Saved data entries
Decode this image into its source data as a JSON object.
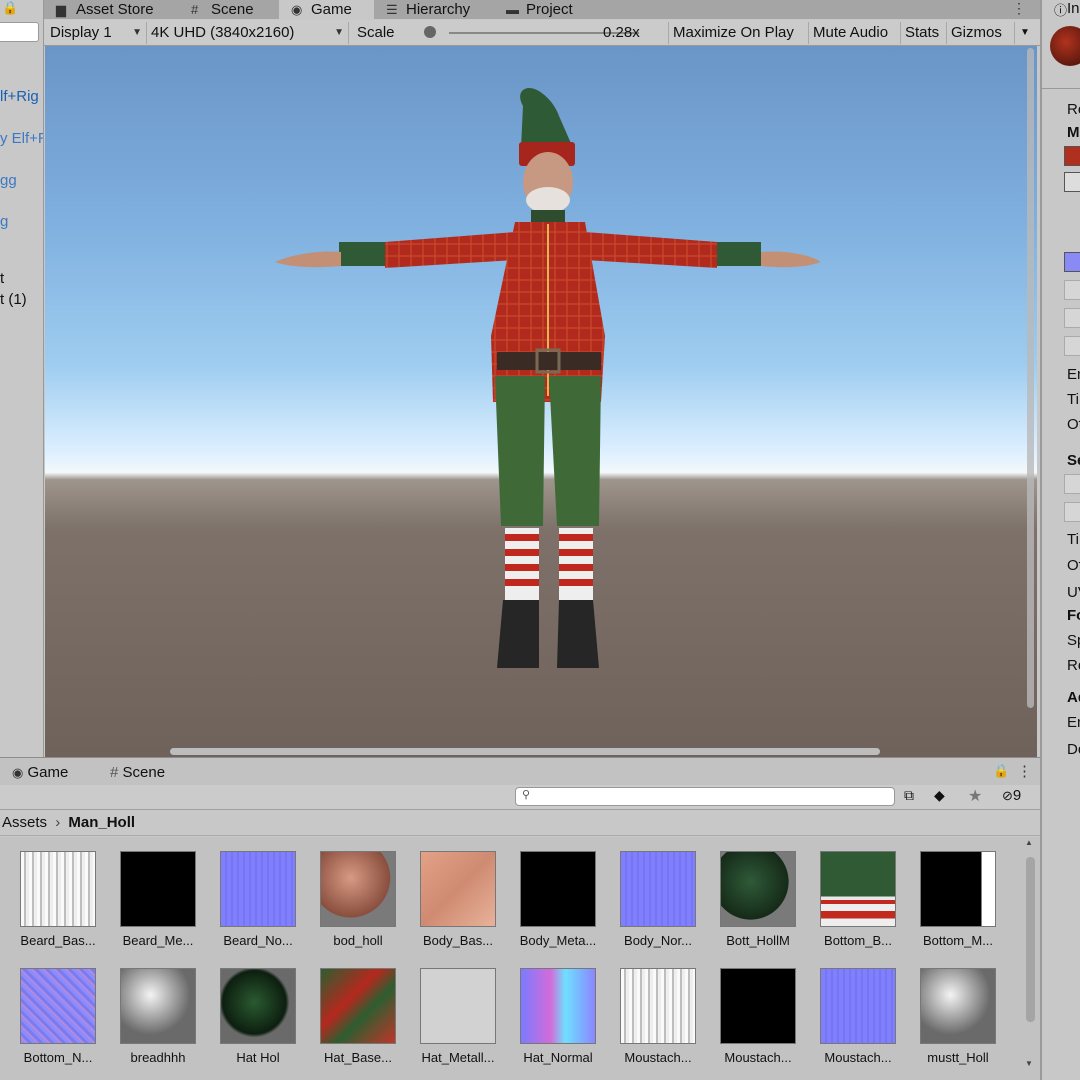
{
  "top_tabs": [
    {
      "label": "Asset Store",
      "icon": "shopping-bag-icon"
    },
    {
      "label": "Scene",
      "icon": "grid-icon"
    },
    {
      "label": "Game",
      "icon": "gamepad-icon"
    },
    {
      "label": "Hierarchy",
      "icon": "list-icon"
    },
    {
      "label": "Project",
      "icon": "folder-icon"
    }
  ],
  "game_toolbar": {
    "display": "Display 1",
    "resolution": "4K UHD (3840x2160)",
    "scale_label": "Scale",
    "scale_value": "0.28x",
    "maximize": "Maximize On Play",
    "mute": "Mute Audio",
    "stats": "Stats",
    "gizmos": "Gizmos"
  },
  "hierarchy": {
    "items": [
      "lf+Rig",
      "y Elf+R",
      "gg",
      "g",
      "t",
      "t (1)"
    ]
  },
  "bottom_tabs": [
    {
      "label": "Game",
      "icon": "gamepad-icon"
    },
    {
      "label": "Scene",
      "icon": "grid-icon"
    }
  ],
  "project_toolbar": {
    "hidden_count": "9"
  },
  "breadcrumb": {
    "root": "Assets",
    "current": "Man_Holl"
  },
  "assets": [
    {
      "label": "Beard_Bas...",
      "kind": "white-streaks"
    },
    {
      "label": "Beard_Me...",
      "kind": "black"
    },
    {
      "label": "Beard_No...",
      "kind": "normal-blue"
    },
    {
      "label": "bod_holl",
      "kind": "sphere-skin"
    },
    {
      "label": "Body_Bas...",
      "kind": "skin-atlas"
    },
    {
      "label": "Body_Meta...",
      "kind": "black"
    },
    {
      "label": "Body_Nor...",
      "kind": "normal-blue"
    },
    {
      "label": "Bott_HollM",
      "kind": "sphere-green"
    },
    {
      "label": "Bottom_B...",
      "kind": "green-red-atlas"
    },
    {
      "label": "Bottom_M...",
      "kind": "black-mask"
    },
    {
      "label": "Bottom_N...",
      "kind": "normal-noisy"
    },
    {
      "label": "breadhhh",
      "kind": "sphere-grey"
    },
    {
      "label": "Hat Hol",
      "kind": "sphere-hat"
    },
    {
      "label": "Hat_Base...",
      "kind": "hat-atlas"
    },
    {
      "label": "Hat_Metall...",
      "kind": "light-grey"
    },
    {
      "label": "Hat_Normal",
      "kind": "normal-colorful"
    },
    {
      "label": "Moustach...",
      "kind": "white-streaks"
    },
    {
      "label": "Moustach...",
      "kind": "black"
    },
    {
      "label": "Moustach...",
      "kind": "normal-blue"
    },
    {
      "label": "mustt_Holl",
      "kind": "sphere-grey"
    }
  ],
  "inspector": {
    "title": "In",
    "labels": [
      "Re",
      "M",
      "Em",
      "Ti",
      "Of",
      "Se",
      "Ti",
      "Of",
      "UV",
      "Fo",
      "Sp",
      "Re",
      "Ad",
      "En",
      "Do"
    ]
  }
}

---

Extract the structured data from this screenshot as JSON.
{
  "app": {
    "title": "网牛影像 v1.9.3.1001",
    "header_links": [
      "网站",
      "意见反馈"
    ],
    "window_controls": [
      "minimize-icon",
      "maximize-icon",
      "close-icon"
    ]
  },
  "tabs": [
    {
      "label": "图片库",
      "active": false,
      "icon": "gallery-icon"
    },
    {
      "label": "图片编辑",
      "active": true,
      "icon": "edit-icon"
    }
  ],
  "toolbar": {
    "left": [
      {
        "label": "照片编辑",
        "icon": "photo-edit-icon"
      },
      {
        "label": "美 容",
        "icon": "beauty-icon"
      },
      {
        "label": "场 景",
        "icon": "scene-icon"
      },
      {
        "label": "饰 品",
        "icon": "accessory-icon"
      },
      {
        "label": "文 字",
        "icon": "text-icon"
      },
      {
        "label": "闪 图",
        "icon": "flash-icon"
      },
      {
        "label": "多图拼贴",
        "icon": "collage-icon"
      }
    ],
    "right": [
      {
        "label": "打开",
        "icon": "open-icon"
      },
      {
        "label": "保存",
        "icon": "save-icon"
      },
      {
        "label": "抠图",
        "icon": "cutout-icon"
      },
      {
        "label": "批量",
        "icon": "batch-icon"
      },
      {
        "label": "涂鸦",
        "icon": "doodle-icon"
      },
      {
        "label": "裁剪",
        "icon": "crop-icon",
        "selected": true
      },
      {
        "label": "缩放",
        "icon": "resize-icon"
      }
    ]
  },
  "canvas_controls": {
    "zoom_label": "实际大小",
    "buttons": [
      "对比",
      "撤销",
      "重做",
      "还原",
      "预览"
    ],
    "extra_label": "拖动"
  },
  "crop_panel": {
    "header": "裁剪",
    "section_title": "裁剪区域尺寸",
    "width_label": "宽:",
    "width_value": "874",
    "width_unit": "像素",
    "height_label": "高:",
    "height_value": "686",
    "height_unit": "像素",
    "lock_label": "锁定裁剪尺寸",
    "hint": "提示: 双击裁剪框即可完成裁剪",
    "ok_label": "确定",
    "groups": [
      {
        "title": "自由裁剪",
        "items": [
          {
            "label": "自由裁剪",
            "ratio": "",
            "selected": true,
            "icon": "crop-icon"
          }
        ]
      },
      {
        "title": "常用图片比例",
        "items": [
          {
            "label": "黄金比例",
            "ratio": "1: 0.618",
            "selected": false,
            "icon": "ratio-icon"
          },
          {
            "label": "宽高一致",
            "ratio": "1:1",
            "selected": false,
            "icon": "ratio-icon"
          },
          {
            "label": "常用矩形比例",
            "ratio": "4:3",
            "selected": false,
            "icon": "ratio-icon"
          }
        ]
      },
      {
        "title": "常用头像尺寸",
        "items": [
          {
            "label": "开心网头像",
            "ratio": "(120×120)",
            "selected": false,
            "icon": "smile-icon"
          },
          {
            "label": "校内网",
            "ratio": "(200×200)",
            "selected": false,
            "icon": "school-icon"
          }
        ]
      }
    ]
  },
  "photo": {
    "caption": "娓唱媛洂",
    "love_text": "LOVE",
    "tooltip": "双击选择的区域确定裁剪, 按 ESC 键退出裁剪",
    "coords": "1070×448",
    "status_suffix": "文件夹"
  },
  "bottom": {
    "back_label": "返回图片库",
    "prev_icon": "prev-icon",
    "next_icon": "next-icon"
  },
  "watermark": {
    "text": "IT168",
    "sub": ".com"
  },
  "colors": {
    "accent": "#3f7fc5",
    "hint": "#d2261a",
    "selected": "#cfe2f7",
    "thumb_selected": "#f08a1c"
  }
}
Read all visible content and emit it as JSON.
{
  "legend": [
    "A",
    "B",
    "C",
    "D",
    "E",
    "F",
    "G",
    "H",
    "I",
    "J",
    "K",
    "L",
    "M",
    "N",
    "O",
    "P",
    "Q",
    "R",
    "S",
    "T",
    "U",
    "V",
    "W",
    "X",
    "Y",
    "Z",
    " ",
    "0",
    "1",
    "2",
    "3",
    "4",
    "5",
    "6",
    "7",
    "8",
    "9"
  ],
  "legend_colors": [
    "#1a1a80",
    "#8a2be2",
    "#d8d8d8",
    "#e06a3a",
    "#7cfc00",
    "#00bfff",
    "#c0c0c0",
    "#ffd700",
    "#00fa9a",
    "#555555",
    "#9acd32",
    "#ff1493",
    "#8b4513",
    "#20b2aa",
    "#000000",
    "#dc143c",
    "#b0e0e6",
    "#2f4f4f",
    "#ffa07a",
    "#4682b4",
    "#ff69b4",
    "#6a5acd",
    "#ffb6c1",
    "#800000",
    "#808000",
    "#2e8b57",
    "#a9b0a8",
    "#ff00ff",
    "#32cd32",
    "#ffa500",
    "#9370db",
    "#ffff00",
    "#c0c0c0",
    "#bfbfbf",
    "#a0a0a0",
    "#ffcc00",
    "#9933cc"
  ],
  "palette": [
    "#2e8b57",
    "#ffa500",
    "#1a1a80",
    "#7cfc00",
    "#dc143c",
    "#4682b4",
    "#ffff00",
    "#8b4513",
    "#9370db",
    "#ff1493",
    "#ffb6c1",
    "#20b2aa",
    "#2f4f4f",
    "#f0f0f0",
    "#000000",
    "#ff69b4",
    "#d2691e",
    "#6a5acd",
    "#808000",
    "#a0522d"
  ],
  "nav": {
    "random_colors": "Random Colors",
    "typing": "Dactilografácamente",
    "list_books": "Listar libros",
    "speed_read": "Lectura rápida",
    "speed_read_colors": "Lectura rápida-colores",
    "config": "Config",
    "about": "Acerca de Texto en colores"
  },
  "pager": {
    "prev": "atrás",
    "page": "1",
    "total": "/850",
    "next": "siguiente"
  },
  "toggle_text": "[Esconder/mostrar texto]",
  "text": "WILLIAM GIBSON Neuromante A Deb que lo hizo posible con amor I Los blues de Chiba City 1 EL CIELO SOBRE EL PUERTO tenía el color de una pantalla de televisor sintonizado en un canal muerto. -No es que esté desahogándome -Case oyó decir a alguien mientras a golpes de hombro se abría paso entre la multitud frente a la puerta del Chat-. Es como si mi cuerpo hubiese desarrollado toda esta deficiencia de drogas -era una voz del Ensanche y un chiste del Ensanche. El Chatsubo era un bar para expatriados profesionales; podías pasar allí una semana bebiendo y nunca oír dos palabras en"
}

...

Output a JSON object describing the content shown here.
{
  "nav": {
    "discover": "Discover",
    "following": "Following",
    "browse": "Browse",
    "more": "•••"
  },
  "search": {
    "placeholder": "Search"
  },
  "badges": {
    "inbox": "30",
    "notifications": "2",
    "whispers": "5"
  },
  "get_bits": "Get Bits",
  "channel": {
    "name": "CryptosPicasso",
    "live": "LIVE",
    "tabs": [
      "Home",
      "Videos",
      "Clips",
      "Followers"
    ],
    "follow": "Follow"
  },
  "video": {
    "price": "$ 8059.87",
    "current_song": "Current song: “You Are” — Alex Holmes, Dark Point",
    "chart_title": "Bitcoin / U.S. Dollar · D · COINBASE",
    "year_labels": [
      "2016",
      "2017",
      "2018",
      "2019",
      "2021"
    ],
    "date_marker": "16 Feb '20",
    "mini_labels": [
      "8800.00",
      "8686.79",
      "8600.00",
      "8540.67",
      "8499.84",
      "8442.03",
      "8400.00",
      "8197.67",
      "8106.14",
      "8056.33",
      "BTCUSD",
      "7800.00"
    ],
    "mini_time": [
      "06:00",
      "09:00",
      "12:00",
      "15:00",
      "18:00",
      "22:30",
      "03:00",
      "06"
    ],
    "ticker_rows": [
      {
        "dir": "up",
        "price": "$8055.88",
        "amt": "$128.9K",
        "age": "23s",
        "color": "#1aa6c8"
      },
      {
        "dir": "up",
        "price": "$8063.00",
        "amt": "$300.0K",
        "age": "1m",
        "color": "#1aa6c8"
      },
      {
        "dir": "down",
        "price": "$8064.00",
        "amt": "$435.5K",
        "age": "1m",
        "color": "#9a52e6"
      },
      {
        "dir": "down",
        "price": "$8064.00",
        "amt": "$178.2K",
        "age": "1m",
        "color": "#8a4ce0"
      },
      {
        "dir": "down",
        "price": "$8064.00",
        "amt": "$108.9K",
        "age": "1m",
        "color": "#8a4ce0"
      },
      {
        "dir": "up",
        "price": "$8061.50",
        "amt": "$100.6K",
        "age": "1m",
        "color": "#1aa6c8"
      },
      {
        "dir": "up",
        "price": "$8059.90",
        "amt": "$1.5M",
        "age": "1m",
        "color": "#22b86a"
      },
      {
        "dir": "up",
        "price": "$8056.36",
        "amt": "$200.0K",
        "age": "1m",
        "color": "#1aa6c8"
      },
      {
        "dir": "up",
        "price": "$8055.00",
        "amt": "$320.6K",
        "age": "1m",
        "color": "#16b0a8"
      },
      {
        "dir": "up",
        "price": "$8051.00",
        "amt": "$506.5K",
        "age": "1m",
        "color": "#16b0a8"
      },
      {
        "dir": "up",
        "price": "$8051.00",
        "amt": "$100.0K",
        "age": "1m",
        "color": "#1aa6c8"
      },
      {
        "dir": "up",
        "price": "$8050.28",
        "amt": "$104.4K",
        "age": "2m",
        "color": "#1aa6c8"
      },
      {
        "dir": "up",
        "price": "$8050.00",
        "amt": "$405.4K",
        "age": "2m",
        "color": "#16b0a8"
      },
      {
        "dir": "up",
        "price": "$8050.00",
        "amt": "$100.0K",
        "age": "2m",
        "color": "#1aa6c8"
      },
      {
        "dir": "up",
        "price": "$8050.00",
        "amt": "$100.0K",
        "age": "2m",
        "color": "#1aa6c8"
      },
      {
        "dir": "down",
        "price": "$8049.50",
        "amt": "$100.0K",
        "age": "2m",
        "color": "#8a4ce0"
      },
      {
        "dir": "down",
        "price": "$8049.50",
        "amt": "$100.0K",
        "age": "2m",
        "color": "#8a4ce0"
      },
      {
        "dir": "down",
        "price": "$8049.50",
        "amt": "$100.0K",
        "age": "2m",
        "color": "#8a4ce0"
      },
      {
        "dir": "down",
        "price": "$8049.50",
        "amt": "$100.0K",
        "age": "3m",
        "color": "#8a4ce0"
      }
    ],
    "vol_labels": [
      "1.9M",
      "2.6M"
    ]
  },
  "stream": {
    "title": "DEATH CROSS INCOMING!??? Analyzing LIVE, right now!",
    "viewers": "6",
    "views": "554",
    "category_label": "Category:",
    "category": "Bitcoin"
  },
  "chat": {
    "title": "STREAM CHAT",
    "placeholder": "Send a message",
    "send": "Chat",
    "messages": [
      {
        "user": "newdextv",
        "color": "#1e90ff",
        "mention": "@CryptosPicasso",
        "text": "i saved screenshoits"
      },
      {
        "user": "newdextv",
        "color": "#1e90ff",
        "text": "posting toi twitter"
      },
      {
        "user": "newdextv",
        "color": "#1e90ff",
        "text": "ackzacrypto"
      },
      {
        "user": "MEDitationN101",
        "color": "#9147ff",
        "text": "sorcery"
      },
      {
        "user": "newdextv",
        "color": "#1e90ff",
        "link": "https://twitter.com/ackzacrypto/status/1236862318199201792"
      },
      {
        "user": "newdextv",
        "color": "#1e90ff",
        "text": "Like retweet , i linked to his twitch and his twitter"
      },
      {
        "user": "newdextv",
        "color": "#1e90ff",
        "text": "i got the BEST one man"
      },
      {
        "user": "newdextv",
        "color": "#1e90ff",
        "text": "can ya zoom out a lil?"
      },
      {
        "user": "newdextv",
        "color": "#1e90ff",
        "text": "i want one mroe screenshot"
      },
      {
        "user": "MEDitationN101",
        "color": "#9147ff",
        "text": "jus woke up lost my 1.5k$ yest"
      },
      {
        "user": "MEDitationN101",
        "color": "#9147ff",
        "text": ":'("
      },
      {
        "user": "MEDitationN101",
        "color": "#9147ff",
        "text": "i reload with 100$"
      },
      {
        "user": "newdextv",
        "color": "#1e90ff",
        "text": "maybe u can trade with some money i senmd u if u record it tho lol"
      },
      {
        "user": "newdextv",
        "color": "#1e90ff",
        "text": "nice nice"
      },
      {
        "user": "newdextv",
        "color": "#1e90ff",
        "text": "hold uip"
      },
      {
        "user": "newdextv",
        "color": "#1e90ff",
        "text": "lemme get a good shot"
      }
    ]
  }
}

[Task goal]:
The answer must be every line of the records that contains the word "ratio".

[The answer]:
            "ratio": "",
            "ratio": "1: 0.618",
            "icon": "ratio-icon"
            "ratio": "1:1",
            "icon": "ratio-icon"
            "ratio": "4:3",
            "icon": "ratio-icon"
            "ratio": "(120×120)",
            "ratio": "(200×200)",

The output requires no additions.